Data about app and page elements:
******

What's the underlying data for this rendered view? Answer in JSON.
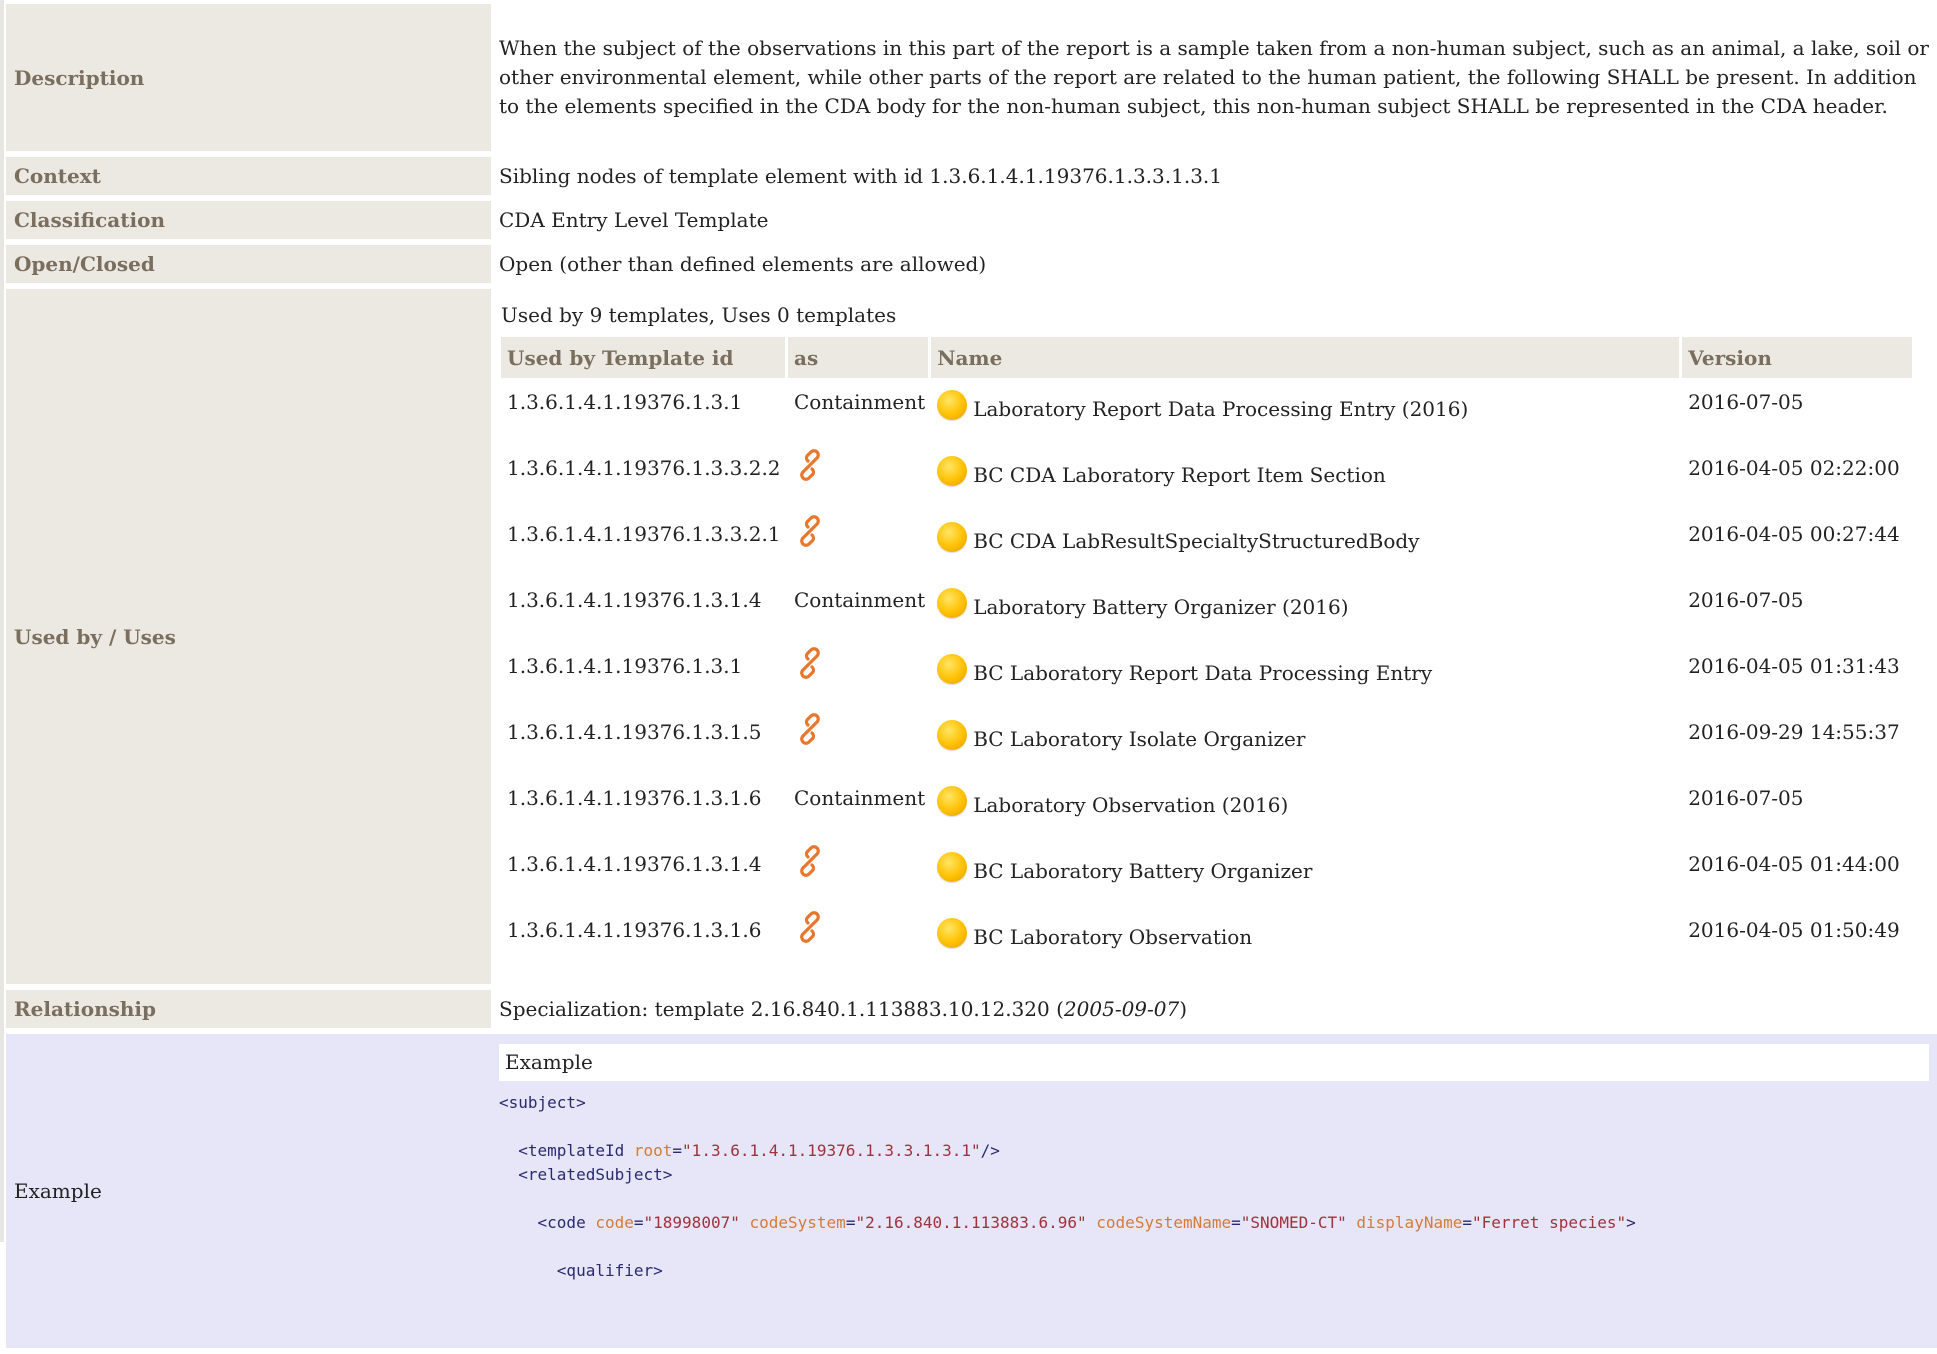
{
  "description": {
    "label": "Description",
    "text": "When the subject of the observations in this part of the report is a sample taken from a non-human subject, such as an animal, a lake, soil or other environmental element, while other parts of the report are related to the human patient, the following SHALL be present. In addition to the elements specified in the CDA body for the non-human subject, this non-human subject SHALL be represented in the CDA header."
  },
  "context": {
    "label": "Context",
    "text": "Sibling nodes of template element with id 1.3.6.1.4.1.19376.1.3.3.1.3.1"
  },
  "classification": {
    "label": "Classification",
    "text": "CDA Entry Level Template"
  },
  "open_closed": {
    "label": "Open/Closed",
    "text": "Open (other than defined elements are allowed)"
  },
  "used_by": {
    "label": "Used by / Uses",
    "summary": "Used by 9 templates, Uses 0 templates",
    "headers": [
      "Used by Template id",
      "as",
      "Name",
      "Version"
    ],
    "rows": [
      {
        "id": "1.3.6.1.4.1.19376.1.3.1",
        "as": "Containment",
        "as_icon": "",
        "name": "Laboratory Report Data Processing Entry (2016)",
        "version": "2016-07-05"
      },
      {
        "id": "1.3.6.1.4.1.19376.1.3.3.2.2",
        "as": "",
        "as_icon": "link-icon",
        "name": "BC CDA Laboratory Report Item Section",
        "version": "2016-04-05 02:22:00"
      },
      {
        "id": "1.3.6.1.4.1.19376.1.3.3.2.1",
        "as": "",
        "as_icon": "link-icon",
        "name": "BC CDA LabResultSpecialtyStructuredBody",
        "version": "2016-04-05 00:27:44"
      },
      {
        "id": "1.3.6.1.4.1.19376.1.3.1.4",
        "as": "Containment",
        "as_icon": "",
        "name": "Laboratory Battery Organizer (2016)",
        "version": "2016-07-05"
      },
      {
        "id": "1.3.6.1.4.1.19376.1.3.1",
        "as": "",
        "as_icon": "link-icon",
        "name": "BC Laboratory Report Data Processing Entry",
        "version": "2016-04-05 01:31:43"
      },
      {
        "id": "1.3.6.1.4.1.19376.1.3.1.5",
        "as": "",
        "as_icon": "link-icon",
        "name": "BC Laboratory Isolate Organizer",
        "version": "2016-09-29 14:55:37"
      },
      {
        "id": "1.3.6.1.4.1.19376.1.3.1.6",
        "as": "Containment",
        "as_icon": "",
        "name": "Laboratory Observation (2016)",
        "version": "2016-07-05"
      },
      {
        "id": "1.3.6.1.4.1.19376.1.3.1.4",
        "as": "",
        "as_icon": "link-icon",
        "name": "BC Laboratory Battery Organizer",
        "version": "2016-04-05 01:44:00"
      },
      {
        "id": "1.3.6.1.4.1.19376.1.3.1.6",
        "as": "",
        "as_icon": "link-icon",
        "name": "BC Laboratory Observation",
        "version": "2016-04-05 01:50:49"
      }
    ]
  },
  "relationship": {
    "label": "Relationship",
    "prefix": "Specialization: template 2.16.840.1.113883.10.12.320 (",
    "date": "2005-09-07",
    "suffix": ")"
  },
  "example": {
    "label": "Example",
    "header": "Example",
    "code": {
      "subject_open": "<subject>",
      "templateId_tag": "<templateId",
      "templateId_root_attr": "root",
      "templateId_root_val": "\"1.3.6.1.4.1.19376.1.3.3.1.3.1\"",
      "templateId_close": "/>",
      "relatedSubject_open": "<relatedSubject>",
      "code_tag": "<code",
      "code_attr": "code",
      "code_val": "\"18998007\"",
      "codeSystem_attr": "codeSystem",
      "codeSystem_val": "\"2.16.840.1.113883.6.96\"",
      "codeSystemName_attr": "codeSystemName",
      "codeSystemName_val": "\"SNOMED-CT\"",
      "displayName_attr": "displayName",
      "displayName_val": "\"Ferret species\"",
      "code_close": ">",
      "qualifier_open": "<qualifier>"
    }
  }
}
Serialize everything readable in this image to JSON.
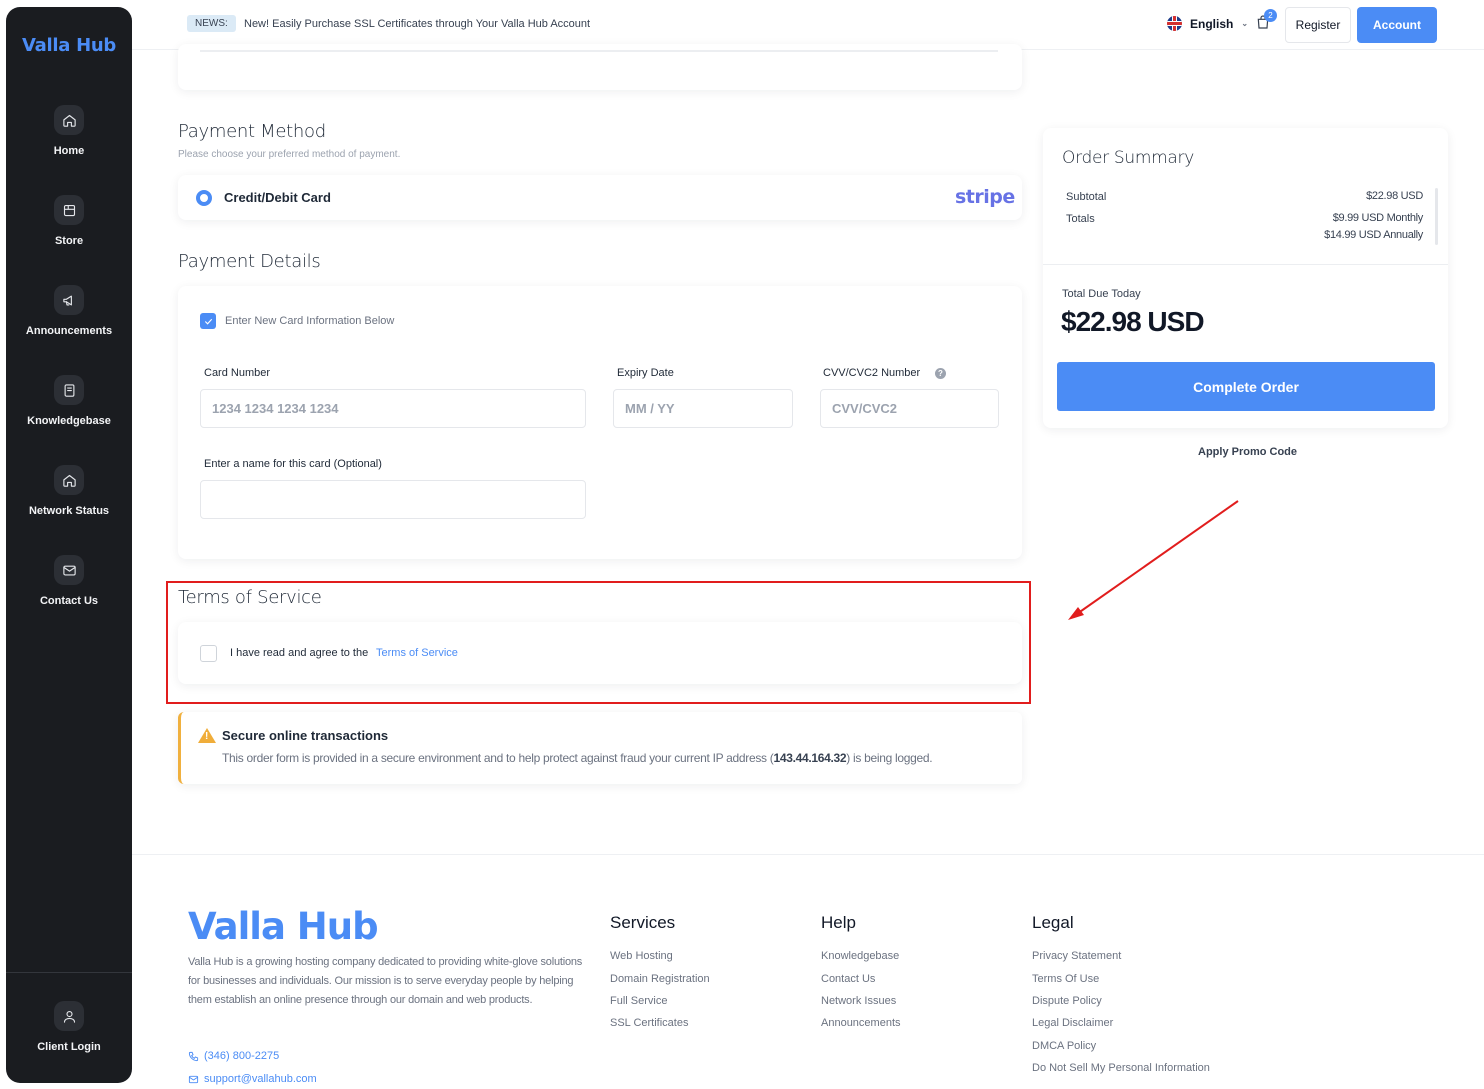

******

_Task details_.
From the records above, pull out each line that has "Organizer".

_Task response_.
        "name": "Laboratory Battery Organizer (2016)",
        "name": "BC Laboratory Isolate Organizer",
        "name": "BC Laboratory Battery Organizer",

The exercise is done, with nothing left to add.